Input for this task:
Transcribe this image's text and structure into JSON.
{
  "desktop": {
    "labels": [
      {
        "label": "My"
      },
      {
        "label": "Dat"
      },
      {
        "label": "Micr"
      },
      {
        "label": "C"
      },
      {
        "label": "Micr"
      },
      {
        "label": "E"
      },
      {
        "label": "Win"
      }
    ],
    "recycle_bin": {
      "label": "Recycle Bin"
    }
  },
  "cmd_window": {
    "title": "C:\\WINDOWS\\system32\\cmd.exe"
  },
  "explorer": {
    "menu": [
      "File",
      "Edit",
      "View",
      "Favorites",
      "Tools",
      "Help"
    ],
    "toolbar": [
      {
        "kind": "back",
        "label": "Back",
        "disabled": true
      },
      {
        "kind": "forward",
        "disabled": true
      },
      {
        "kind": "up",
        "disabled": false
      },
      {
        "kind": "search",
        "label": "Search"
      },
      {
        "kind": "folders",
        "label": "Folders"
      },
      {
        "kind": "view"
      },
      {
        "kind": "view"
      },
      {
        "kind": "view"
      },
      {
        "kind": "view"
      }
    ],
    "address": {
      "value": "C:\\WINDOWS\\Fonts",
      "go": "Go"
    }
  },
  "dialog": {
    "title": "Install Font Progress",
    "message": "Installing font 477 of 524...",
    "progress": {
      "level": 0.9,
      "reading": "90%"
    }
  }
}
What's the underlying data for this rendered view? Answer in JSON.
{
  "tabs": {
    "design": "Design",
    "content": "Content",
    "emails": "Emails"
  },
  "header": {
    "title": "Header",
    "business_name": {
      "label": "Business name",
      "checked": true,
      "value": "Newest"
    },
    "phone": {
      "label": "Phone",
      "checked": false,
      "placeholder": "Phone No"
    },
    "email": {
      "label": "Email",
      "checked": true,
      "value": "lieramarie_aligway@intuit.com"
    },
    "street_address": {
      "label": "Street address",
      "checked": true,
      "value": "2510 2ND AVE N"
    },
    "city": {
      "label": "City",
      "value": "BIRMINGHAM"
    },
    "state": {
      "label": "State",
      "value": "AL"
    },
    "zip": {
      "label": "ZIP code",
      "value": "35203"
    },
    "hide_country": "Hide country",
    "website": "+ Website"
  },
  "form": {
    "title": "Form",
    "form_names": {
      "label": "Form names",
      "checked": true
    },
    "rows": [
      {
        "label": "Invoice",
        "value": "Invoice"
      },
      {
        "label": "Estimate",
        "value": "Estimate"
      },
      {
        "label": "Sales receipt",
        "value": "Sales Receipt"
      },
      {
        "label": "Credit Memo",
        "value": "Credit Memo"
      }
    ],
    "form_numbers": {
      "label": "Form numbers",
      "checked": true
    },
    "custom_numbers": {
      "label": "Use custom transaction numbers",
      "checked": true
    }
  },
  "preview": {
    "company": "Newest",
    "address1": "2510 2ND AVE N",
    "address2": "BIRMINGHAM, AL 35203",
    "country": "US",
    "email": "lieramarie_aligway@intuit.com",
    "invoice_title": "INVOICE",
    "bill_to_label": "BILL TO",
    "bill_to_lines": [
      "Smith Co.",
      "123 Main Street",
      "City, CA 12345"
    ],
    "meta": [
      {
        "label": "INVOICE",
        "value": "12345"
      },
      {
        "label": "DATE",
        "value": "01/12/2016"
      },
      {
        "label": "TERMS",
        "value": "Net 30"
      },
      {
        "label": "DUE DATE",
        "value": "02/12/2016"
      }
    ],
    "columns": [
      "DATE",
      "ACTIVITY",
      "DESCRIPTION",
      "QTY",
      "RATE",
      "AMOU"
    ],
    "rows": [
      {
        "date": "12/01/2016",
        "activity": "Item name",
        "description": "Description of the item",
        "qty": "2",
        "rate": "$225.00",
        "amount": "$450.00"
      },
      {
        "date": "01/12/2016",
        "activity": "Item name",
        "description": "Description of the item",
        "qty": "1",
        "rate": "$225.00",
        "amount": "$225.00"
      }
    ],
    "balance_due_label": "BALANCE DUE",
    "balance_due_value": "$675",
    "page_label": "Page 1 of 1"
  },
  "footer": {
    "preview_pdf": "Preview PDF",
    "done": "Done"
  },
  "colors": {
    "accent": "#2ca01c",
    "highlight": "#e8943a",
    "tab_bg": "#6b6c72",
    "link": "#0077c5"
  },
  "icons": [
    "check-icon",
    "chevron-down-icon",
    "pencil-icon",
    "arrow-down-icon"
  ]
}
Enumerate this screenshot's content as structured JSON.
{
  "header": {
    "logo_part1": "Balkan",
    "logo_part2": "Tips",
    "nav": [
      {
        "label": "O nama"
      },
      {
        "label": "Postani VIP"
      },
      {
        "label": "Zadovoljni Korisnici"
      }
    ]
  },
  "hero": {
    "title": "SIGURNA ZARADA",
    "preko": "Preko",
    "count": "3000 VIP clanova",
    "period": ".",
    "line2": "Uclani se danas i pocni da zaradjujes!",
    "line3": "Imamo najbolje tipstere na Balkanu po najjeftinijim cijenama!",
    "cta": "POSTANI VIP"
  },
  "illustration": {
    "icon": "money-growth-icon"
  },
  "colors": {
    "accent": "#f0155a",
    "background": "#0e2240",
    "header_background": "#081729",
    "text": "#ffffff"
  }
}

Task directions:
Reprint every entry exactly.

Answer section:
Transcribe this image's text and structure into JSON.
{
  "desktop": {
    "labels": [
      {
        "label": "My"
      },
      {
        "label": "Dat"
      },
      {
        "label": "Micr"
      },
      {
        "label": "C"
      },
      {
        "label": "Micr"
      },
      {
        "label": "E"
      },
      {
        "label": "Win"
      }
    ],
    "recycle_bin": {
      "label": "Recycle Bin"
    }
  },
  "cmd_window": {
    "title": "C:\\WINDOWS\\system32\\cmd.exe"
  },
  "explorer": {
    "menu": [
      "File",
      "Edit",
      "View",
      "Favorites",
      "Tools",
      "Help"
    ],
    "toolbar": [
      {
        "kind": "back",
        "label": "Back",
        "disabled": true
      },
      {
        "kind": "forward",
        "disabled": true
      },
      {
        "kind": "up",
        "disabled": false
      },
      {
        "kind": "search",
        "label": "Search"
      },
      {
        "kind": "folders",
        "label": "Folders"
      },
      {
        "kind": "view"
      },
      {
        "kind": "view"
      },
      {
        "kind": "view"
      },
      {
        "kind": "view"
      }
    ],
    "address": {
      "value": "C:\\WINDOWS\\Fonts",
      "go": "Go"
    }
  },
  "dialog": {
    "title": "Install Font Progress",
    "message": "Installing font 477 of 524...",
    "progress": {
      "level": 0.9,
      "reading": "90%"
    }
  }
}
What's the underlying data for this rendered view? Answer in JSON.
{
  "tabs": {
    "design": "Design",
    "content": "Content",
    "emails": "Emails"
  },
  "header": {
    "title": "Header",
    "business_name": {
      "label": "Business name",
      "checked": true,
      "value": "Newest"
    },
    "phone": {
      "label": "Phone",
      "checked": false,
      "placeholder": "Phone No"
    },
    "email": {
      "label": "Email",
      "checked": true,
      "value": "lieramarie_aligway@intuit.com"
    },
    "street_address": {
      "label": "Street address",
      "checked": true,
      "value": "2510 2ND AVE N"
    },
    "city": {
      "label": "City",
      "value": "BIRMINGHAM"
    },
    "state": {
      "label": "State",
      "value": "AL"
    },
    "zip": {
      "label": "ZIP code",
      "value": "35203"
    },
    "hide_country": "Hide country",
    "website": "+ Website"
  },
  "form": {
    "title": "Form",
    "form_names": {
      "label": "Form names",
      "checked": true
    },
    "rows": [
      {
        "label": "Invoice",
        "value": "Invoice"
      },
      {
        "label": "Estimate",
        "value": "Estimate"
      },
      {
        "label": "Sales receipt",
        "value": "Sales Receipt"
      },
      {
        "label": "Credit Memo",
        "value": "Credit Memo"
      }
    ],
    "form_numbers": {
      "label": "Form numbers",
      "checked": true
    },
    "custom_numbers": {
      "label": "Use custom transaction numbers",
      "checked": true
    }
  },
  "preview": {
    "company": "Newest",
    "address1": "2510 2ND AVE N",
    "address2": "BIRMINGHAM, AL 35203",
    "country": "US",
    "email": "lieramarie_aligway@intuit.com",
    "invoice_title": "INVOICE",
    "bill_to_label": "BILL TO",
    "bill_to_lines": [
      "Smith Co.",
      "123 Main Street",
      "City, CA 12345"
    ],
    "meta": [
      {
        "label": "INVOICE",
        "value": "12345"
      },
      {
        "label": "DATE",
        "value": "01/12/2016"
      },
      {
        "label": "TERMS",
        "value": "Net 30"
      },
      {
        "label": "DUE DATE",
        "value": "02/12/2016"
      }
    ],
    "columns": [
      "DATE",
      "ACTIVITY",
      "DESCRIPTION",
      "QTY",
      "RATE",
      "AMOU"
    ],
    "rows": [
      {
        "date": "12/01/2016",
        "activity": "Item name",
        "description": "Description of the item",
        "qty": "2",
        "rate": "$225.00",
        "amount": "$450.00"
      },
      {
        "date": "01/12/2016",
        "activity": "Item name",
        "description": "Description of the item",
        "qty": "1",
        "rate": "$225.00",
        "amount": "$225.00"
      }
    ],
    "balance_due_label": "BALANCE DUE",
    "balance_due_value": "$675",
    "page_label": "Page 1 of 1"
  },
  "footer": {
    "preview_pdf": "Preview PDF",
    "done": "Done"
  },
  "colors": {
    "accent": "#2ca01c",
    "highlight": "#e8943a",
    "tab_bg": "#6b6c72",
    "link": "#0077c5"
  },
  "icons": [
    "check-icon",
    "chevron-down-icon",
    "pencil-icon",
    "arrow-down-icon"
  ]
}
Enumerate this screenshot's content as structured JSON.
{
  "header": {
    "logo_part1": "Balkan",
    "logo_part2": "Tips",
    "nav": [
      {
        "label": "O nama"
      },
      {
        "label": "Postani VIP"
      },
      {
        "label": "Zadovoljni Korisnici"
      }
    ]
  },
  "hero": {
    "title": "SIGURNA ZARADA",
    "preko": "Preko",
    "count": "3000 VIP clanova",
    "period": ".",
    "line2": "Uclani se danas i pocni da zaradjujes!",
    "line3": "Imamo najbolje tipstere na Balkanu po najjeftinijim cijenama!",
    "cta": "POSTANI VIP"
  },
  "illustration": {
    "icon": "money-growth-icon"
  },
  "colors": {
    "accent": "#f0155a",
    "background": "#0e2240",
    "header_background": "#081729",
    "text": "#ffffff"
  }
}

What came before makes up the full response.